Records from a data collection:
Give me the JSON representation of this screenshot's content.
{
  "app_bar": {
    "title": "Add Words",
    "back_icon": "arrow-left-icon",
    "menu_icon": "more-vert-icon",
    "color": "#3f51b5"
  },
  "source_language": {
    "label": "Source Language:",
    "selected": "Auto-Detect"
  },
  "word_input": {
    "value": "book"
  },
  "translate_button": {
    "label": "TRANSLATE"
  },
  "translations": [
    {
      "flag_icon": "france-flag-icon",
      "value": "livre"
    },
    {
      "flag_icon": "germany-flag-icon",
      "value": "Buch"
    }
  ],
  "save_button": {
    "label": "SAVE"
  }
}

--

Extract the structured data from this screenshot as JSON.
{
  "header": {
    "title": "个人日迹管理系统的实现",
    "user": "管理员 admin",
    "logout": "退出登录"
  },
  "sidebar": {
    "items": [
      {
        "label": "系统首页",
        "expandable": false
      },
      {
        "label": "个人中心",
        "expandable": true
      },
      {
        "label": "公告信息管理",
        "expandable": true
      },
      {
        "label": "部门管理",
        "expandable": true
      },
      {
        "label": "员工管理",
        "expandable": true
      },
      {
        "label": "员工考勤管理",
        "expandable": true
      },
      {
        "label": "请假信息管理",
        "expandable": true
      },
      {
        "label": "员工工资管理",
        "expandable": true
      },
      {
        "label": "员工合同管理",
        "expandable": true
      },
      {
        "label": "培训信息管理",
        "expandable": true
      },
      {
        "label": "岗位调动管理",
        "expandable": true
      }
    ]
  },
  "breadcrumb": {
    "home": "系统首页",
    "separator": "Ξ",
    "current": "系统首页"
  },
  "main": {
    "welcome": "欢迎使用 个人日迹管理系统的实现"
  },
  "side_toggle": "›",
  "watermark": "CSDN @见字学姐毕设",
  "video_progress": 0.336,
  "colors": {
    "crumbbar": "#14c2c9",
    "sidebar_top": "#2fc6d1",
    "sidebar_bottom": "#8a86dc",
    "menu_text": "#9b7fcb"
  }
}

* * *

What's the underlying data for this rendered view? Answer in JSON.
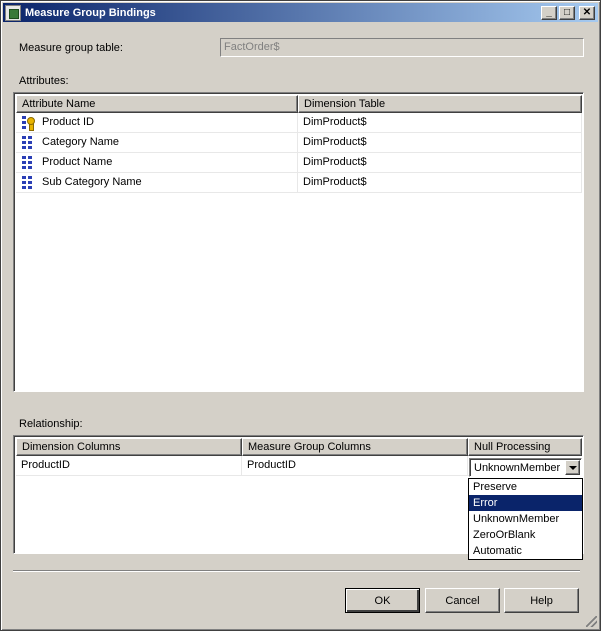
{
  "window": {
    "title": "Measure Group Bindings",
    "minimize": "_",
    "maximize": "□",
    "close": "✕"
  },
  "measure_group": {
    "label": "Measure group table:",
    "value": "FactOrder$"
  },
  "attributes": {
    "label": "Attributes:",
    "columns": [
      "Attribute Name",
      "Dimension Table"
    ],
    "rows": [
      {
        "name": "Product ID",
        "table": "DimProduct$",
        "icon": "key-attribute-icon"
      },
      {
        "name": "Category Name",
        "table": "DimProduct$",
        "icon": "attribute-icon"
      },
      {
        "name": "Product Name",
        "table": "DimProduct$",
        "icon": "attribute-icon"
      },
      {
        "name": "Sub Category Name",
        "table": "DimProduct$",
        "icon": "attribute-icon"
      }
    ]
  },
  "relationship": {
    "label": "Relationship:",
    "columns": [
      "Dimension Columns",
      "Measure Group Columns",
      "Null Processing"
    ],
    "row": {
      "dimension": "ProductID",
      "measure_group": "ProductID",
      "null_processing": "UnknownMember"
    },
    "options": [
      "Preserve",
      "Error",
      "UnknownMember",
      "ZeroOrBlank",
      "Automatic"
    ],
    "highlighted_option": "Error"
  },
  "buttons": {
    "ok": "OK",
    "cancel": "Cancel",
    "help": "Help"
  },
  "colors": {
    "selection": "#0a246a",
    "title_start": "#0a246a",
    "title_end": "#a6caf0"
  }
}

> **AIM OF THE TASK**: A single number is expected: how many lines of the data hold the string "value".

> **SOLVED EXERCISE**: 4